Asian carp have been making their way up the Mississippi River system for years after escaping from fish farms and wastewater treatment ponds in the southern U.S. They’re knocking on the door of the Great Lakes, and a number of people are concerned about what could happen if carp become established in the region. In this five-part series, we’ll take a look at what officials are trying to do to keep the fish out, what might happen if carp get in, and why some people want to turn carp into a business opportunity.

Separating the Basins (Part 1)

Many biologists say the best way to keep Asian carp from getting into Lake Michigan would be to completely separate the Great Lakes from the Mississippi River watershed.  But basin separation comes with its own multi-billion dollar price tag, and would require re-plumbing the entire City of Chicago.

Industries Worry about Basin Separation
(Part 2)
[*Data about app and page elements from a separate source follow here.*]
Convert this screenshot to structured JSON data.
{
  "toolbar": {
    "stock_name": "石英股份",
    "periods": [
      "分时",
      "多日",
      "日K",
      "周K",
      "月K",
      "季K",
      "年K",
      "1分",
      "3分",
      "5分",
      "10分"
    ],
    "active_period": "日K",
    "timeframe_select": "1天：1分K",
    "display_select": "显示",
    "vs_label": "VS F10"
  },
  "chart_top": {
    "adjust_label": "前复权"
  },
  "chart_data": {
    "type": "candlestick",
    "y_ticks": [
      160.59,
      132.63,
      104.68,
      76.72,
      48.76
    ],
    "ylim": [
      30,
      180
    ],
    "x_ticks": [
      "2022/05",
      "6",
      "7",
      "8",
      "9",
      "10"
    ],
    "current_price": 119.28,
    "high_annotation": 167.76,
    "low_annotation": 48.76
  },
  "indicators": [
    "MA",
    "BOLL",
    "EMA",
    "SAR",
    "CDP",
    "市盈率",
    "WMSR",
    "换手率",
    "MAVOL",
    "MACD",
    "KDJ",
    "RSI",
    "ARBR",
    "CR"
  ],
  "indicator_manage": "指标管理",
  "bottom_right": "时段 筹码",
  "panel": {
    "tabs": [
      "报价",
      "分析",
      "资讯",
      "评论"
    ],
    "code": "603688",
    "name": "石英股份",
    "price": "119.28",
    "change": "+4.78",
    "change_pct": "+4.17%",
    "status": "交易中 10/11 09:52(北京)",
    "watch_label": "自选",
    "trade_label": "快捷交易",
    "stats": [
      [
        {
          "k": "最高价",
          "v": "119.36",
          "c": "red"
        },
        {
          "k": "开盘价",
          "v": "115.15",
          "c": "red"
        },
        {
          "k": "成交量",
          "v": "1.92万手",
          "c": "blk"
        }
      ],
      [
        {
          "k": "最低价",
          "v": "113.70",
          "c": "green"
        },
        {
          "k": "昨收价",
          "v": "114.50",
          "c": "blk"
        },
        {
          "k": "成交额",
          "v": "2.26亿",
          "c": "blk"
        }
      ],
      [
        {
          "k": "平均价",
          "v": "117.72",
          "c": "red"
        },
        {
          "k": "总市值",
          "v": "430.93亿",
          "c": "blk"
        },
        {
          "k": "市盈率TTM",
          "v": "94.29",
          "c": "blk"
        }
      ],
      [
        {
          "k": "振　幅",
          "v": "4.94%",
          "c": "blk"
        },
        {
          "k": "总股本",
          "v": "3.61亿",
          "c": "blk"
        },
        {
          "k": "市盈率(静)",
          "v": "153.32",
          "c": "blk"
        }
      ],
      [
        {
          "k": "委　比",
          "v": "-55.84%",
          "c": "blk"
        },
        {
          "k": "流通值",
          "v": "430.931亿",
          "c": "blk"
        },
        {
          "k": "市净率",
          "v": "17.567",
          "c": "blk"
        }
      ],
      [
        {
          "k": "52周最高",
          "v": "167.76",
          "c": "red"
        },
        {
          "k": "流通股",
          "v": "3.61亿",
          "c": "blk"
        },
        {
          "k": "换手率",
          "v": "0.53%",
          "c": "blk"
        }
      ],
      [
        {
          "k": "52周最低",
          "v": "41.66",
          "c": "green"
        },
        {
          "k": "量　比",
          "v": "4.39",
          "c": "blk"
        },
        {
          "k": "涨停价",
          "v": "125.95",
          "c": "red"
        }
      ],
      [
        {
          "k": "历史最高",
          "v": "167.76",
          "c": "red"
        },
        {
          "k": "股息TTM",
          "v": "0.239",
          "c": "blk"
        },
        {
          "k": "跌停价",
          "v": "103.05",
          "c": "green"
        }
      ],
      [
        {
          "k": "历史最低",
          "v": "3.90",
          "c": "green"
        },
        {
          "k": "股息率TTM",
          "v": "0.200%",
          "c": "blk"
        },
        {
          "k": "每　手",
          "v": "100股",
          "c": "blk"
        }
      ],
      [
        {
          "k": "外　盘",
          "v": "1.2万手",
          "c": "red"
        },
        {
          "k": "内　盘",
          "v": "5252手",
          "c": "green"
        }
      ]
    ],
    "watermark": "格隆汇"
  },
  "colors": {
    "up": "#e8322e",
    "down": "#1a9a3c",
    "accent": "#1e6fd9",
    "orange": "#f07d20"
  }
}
The issue of keeping Asian carp out of Great Lakes has implications for a variety of industries. In the second part of our series on Asian carp, Adam Allington examines the potential economic implications for keeping the carp out of the lakes.

lawsuits
Other Pathways for Asian Carp (Part 3)

Scientists have identified many routes Asian carp could take to get into the Lakes. The Chicago area has gotten the most attention, but there are other important pathways – including perhaps the hardest to control: intentional or accidental introduction by people.

What if Asian Carp Make a Home Here? (Part 4)

What’ll happen if Asian carp get comfortable in the Great Lakes? We’ll explore the possibilities – and hear why different parts of the region could be better for carp than others.

Investing in Asian Carp (Part 5)

As Midwest political leaders struggle with ways to keep invasive Asian carp out of the Great Lakes, other parts of the country are investing in the carp’s future. Across the Mississippi Valley venture capitalists are investing in carp processing plants, many of which are now full-scale export operations. State officials are optimistic that commercial fishing will help keep the carp numbers in check….while also providing an economic boost to the region.